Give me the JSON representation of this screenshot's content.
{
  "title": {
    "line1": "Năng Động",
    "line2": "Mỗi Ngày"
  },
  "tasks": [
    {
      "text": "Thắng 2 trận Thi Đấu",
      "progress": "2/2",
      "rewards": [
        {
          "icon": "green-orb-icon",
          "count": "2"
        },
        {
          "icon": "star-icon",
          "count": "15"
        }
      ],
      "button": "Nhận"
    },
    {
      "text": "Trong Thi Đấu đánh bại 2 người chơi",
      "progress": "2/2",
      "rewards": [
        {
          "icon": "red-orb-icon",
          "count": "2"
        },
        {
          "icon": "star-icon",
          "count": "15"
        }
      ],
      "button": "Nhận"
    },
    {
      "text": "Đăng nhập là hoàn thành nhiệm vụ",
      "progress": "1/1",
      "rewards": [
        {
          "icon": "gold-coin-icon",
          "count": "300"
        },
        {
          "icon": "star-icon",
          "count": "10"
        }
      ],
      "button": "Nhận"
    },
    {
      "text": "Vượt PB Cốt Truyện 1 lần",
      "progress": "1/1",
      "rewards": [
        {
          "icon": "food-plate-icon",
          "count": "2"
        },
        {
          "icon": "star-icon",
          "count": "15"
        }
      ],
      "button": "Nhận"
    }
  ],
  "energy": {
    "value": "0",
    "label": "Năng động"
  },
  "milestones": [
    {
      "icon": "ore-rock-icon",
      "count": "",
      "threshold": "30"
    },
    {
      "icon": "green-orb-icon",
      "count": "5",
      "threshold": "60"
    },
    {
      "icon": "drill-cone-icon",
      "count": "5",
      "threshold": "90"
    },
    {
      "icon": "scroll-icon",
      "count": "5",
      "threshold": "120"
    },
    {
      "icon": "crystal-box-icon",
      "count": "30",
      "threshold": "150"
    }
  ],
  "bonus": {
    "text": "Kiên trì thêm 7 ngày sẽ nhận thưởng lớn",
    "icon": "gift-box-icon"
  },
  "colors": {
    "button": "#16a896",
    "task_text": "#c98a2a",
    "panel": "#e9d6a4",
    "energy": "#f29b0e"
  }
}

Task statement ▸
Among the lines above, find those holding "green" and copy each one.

Result of the task ▸
          "icon": "green-orb-icon",
      "icon": "green-orb-icon",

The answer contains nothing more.